## PROBLEM DESCRIPTION
Wherever the word "LoginScreen" occurs in the lines below, copy the whole line.

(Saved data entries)

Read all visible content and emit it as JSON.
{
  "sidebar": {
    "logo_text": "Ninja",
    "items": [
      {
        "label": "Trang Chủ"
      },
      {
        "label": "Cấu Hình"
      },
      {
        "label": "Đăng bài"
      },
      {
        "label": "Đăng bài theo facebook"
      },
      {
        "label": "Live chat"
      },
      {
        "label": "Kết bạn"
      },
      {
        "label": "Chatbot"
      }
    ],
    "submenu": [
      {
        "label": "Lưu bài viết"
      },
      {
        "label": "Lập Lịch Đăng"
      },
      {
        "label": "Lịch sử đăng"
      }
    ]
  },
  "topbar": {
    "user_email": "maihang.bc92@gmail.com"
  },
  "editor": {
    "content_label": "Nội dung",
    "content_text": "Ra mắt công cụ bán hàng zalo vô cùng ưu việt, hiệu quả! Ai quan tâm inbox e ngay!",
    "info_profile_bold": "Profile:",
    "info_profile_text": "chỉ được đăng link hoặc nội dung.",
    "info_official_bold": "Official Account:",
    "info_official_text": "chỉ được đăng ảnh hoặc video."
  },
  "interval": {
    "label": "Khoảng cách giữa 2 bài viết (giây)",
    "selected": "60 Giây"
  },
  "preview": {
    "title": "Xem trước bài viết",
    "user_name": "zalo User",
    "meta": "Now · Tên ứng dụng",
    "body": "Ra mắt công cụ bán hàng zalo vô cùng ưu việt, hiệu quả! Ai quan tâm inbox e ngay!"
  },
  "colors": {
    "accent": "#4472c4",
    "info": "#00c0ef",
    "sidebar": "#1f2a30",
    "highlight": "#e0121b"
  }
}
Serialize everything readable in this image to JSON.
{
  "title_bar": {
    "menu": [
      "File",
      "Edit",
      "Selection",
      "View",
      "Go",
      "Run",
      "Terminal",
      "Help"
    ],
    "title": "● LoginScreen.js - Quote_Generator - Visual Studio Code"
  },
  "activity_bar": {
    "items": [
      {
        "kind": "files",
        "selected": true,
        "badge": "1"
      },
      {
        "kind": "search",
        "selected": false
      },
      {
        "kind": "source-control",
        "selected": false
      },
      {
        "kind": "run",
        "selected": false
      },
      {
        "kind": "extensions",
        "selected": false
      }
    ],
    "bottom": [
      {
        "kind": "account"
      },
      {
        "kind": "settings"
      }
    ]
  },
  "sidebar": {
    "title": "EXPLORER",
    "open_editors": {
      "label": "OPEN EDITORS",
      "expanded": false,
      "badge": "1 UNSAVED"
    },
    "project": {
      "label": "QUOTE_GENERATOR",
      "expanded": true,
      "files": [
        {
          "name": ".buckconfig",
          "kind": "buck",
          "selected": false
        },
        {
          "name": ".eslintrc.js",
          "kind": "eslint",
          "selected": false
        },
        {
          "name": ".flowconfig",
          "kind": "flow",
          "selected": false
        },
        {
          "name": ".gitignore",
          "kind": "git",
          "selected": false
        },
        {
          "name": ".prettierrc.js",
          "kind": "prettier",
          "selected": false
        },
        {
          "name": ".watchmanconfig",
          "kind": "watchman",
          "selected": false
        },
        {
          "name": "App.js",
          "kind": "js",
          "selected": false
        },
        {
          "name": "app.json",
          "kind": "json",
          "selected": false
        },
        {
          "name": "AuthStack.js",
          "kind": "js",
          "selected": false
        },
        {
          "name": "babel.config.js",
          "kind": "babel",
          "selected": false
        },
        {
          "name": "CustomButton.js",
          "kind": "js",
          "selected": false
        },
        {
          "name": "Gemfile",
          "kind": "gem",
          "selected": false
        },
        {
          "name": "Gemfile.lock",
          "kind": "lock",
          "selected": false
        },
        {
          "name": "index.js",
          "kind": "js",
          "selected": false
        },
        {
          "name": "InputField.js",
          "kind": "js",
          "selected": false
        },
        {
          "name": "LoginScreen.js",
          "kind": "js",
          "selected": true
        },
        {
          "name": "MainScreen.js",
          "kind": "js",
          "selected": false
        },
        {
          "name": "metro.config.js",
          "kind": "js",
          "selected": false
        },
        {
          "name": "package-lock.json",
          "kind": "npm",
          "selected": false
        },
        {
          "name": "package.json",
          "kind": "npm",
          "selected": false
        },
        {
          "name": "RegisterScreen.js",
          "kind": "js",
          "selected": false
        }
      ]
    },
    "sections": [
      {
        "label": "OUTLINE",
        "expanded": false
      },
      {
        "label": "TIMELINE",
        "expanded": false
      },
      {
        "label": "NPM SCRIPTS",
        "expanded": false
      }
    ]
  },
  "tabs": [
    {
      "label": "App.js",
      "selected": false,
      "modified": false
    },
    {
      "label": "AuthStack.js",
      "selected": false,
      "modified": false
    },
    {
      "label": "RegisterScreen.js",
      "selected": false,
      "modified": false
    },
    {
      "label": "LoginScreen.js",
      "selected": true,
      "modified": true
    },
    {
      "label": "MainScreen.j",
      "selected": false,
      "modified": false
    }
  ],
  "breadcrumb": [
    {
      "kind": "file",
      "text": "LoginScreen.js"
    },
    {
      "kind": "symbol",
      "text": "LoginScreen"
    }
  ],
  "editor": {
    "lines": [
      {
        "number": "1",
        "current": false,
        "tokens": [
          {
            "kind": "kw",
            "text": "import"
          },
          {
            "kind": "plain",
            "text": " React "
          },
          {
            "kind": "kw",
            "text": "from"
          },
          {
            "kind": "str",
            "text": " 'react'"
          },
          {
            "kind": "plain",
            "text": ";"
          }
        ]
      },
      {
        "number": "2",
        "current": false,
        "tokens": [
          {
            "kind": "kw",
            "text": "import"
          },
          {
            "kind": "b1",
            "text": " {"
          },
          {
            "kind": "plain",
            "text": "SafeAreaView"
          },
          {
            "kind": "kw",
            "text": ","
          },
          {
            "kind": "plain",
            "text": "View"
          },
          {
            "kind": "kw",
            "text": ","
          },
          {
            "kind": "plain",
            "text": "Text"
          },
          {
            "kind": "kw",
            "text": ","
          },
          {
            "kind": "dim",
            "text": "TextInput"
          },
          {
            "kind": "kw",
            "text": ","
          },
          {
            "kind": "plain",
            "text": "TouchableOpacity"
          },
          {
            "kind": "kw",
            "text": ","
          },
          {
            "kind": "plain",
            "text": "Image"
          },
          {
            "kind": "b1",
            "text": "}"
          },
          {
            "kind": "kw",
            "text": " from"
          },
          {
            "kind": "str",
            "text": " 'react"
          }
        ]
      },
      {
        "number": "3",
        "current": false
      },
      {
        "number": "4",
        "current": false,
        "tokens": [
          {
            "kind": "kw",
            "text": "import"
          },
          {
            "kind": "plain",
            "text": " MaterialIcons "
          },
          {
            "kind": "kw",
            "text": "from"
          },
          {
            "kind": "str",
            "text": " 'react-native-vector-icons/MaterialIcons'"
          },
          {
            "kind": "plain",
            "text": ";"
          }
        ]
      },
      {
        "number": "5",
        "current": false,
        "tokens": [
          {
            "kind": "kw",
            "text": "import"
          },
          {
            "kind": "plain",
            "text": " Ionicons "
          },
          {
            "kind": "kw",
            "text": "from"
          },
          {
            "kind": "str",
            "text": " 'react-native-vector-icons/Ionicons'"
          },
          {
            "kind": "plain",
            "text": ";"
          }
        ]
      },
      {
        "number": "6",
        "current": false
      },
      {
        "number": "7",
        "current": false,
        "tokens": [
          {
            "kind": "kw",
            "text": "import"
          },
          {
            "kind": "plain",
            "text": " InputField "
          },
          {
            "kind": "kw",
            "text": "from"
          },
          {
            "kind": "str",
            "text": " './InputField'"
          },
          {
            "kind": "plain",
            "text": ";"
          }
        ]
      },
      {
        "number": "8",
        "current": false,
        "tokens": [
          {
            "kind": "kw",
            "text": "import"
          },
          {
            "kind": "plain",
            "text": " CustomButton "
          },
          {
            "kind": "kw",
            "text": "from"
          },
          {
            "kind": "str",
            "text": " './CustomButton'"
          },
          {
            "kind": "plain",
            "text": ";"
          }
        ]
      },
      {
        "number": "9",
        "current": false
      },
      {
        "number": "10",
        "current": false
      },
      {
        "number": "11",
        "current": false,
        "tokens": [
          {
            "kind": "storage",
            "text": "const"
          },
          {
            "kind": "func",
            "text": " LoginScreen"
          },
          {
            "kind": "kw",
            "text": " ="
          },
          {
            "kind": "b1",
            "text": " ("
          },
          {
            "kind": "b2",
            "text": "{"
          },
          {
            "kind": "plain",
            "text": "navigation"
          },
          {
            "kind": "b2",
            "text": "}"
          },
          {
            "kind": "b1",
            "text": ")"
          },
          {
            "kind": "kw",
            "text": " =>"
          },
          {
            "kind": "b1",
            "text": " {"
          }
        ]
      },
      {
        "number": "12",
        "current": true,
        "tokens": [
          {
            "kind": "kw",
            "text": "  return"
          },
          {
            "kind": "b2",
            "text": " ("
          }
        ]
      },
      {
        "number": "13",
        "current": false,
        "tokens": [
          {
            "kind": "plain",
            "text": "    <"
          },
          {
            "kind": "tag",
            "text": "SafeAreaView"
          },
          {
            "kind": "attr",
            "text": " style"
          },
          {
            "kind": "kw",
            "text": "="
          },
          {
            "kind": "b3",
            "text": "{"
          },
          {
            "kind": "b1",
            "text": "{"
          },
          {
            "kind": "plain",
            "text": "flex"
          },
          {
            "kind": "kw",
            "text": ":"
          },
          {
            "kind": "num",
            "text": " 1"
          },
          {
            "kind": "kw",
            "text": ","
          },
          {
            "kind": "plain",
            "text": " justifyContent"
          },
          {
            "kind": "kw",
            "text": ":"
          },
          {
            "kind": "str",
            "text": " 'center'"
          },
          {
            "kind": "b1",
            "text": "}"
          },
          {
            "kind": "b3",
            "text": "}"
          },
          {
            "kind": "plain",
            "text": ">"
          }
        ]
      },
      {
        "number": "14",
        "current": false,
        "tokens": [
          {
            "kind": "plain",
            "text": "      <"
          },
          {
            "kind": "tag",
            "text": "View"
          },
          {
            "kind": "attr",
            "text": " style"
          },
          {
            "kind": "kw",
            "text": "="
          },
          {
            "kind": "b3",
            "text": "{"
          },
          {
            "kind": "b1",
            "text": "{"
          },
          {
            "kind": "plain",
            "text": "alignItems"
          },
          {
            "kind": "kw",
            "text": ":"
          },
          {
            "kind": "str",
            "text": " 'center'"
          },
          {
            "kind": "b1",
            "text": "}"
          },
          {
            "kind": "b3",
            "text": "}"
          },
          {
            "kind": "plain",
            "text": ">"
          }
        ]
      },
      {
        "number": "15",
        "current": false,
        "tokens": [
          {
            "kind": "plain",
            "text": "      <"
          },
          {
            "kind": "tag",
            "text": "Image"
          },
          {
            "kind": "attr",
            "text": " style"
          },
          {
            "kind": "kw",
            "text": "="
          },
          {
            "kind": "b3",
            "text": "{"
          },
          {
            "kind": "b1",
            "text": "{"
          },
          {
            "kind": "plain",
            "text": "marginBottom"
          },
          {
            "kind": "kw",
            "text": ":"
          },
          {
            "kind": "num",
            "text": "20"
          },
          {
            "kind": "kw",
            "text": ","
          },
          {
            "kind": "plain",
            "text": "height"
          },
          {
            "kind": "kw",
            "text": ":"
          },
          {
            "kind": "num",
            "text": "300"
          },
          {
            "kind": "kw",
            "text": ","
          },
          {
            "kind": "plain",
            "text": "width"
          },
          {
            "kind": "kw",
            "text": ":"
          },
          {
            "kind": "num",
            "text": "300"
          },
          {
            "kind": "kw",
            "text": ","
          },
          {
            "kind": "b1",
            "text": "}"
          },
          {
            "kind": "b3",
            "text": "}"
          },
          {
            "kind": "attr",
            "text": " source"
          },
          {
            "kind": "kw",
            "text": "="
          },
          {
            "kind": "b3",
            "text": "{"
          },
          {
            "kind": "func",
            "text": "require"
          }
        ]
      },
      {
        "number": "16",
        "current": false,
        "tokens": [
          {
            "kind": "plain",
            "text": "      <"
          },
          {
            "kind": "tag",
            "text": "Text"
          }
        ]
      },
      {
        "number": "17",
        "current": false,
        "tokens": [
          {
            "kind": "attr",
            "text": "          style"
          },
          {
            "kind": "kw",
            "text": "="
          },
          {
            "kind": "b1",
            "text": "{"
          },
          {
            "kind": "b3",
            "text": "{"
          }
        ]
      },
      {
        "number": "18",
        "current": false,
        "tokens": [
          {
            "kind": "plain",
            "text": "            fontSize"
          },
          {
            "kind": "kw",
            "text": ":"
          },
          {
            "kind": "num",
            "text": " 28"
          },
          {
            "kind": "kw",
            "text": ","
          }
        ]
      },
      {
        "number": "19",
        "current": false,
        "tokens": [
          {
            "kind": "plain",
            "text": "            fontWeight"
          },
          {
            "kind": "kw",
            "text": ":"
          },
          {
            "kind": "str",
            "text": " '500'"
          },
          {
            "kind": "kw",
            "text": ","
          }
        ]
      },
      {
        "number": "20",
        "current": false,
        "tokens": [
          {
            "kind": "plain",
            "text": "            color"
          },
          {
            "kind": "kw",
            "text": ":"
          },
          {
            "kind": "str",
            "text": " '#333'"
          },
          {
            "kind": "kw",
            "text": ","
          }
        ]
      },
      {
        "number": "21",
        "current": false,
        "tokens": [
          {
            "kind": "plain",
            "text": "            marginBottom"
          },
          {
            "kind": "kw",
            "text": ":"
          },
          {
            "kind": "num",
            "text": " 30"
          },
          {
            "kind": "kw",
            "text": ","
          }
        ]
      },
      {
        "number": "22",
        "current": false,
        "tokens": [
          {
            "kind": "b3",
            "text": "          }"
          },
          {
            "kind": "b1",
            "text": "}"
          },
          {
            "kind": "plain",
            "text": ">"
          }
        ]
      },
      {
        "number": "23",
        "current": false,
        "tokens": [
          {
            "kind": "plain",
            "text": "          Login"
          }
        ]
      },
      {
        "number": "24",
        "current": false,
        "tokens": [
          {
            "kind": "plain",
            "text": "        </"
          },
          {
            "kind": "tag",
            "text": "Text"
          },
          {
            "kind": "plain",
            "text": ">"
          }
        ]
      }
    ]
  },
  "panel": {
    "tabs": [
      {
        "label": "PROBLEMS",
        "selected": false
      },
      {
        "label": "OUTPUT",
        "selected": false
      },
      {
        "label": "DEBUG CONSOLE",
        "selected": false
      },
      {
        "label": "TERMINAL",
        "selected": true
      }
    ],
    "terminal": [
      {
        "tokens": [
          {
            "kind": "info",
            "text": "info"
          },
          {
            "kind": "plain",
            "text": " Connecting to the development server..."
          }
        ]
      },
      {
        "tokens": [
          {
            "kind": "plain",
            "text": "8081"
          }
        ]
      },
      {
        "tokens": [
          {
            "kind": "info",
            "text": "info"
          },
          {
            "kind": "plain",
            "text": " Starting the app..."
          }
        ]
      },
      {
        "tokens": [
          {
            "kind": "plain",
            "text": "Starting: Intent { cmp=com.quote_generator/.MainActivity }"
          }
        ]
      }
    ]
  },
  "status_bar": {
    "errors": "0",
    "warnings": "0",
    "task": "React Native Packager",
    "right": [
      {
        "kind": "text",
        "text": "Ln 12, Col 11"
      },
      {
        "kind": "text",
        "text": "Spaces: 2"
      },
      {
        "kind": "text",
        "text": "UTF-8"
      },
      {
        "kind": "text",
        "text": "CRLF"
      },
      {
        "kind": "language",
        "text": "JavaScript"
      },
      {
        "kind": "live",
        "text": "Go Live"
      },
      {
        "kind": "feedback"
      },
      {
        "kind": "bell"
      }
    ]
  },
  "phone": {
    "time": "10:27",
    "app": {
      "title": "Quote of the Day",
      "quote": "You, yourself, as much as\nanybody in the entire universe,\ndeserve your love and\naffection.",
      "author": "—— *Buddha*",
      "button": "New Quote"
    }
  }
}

## RESPONSE TO THE TASK
    "title": "● LoginScreen.js - Quote_Generator - Visual Studio Code"
          "name": "LoginScreen.js",
      "label": "LoginScreen.js",
      "text": "LoginScreen.js"
      "text": "LoginScreen"
            "text": " LoginScreen"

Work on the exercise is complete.